We could see it out near the water, a dark hump in the dark mud, a pimple on the flat sands of the unusually low tide. We made our way out to the thing, each step sinking into the dark, smelly puff mud as it squished between our toes and clung to our skin, up to our ankles sometimes even our knees, turning us into swamp monsters from the knee down—our mothers loved this, the troop of us marching across the sand every afternoon to their pristine lounging area where they traded mystery novels and island gossip, each of us covered from head to toe in sticky grey mud, mud that stained our brightly colored swim suits and sun-bleached hair. Every so often someone would cry out, having sliced their foot on a discarded oyster shell. Gritting our teeth through the pain, blood mixing with the dark mud, we pressed on. We were on a mission this day. They mud only got thicker and deeper as we neared the water. We walked in a line, sticking the boys out in front so they were the first to hit the really deep pits of the stuff. Finally, there it was. Fifteen feet or so from the lowest point of the tide, it loomed there in front of us. This thing, this huge mass half submerged in puff mud and salt water, was something to be conquered on this hot, sticky summer day: our very own Everest.
He sat at the other side of the bar and sipped the bloody Mary slowly. He held the cool tomato juice in his mouth long enough to let the spice seep into the raw, open pores of his tongue. It hurt. His dark brown hair fell in front of his eyes; the curled ringlets stuck to his eyelashes, blocking his view of the drink.

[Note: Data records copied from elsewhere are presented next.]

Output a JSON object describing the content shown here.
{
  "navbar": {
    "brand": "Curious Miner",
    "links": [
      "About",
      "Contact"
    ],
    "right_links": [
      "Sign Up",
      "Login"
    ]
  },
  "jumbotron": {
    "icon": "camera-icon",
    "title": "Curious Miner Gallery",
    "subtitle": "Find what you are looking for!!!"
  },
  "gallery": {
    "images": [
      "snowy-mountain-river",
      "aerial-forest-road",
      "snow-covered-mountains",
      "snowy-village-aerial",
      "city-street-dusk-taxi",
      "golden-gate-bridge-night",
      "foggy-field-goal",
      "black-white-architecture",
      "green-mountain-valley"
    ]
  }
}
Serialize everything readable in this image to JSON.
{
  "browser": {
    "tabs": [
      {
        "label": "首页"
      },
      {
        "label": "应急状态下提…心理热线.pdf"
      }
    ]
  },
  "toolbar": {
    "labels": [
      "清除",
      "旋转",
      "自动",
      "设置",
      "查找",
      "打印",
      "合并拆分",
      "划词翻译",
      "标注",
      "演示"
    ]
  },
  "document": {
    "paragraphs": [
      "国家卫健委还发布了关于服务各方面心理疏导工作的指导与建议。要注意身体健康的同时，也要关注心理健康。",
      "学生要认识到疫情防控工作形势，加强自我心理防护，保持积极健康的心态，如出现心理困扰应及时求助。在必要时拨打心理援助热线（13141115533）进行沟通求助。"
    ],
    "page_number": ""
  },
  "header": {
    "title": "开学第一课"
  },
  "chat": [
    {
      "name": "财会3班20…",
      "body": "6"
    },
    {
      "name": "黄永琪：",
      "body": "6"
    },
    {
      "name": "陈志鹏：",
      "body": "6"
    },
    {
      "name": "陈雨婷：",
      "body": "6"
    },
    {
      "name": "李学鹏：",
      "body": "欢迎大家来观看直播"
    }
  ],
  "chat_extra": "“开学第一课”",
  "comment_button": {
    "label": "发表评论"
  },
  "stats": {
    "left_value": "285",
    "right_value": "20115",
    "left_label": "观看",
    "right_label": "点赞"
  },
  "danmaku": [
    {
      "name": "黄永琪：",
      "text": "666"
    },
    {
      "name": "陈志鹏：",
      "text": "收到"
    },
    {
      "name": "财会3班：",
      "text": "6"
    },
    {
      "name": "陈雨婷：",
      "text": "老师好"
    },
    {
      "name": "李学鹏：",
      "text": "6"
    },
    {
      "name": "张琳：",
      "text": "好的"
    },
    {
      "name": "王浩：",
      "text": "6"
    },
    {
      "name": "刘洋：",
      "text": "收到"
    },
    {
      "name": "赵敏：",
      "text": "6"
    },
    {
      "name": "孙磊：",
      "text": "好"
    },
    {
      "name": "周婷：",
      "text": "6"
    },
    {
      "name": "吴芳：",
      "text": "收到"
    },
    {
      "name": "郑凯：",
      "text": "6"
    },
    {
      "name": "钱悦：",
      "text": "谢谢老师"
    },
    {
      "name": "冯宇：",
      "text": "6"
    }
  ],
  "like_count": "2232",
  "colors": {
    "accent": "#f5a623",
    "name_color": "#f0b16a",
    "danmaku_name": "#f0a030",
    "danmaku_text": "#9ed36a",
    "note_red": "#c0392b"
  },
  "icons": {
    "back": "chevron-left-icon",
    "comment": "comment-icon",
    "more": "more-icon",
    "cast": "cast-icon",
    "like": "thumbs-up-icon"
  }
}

He could feel the weight of it between his hands though. Two-thirds full; he was struggling.
Atop the hot, black leather of the stool, his sweat formed a layer of stickiness under his thighs; every time he readjusted his seat was like ripping a band-aid off of the backs of his legs. He clutched the red plastic cup tighter, feeling it give a little between his palms, the condensation becoming sticky between them—like the sweat on the backs of his thighs. He leaned over the bar a little, resting heavily on his elbows and stared down at the hardwood. He traced the patterns of the aged rings with his eyes, listening for the slam of the kitchen door among the clattering of pots and pans in the kitchen—he could tell she was pissed.
He heard the door and the distinct rustle of khakis almost at once. He jumped a little at the sound and re-anchored himself on his elbows. He brought the cup to his lips again, quickly this time, sucking in almost half the sludge. It was thick going down. The vodka burned his throat. He gagged, coughed, and then settled again. His stomach groaned; complaining. It was empty.
The case of bottled water landed hard on the bar beside him with a thud.
He shifted his weight again and winced as his lower back pressed a little too hard into the back of the stool. He tilted his head back and shook his shaggy locks from in front of his eyes, meeting Sam’s. I don’t know. He stared hard, willing his friend to read his mind. I don’t know what happened. The old man stared hard, trying—he could tell—to figure it out. I don’t know, he kept thinking over and over, pleading.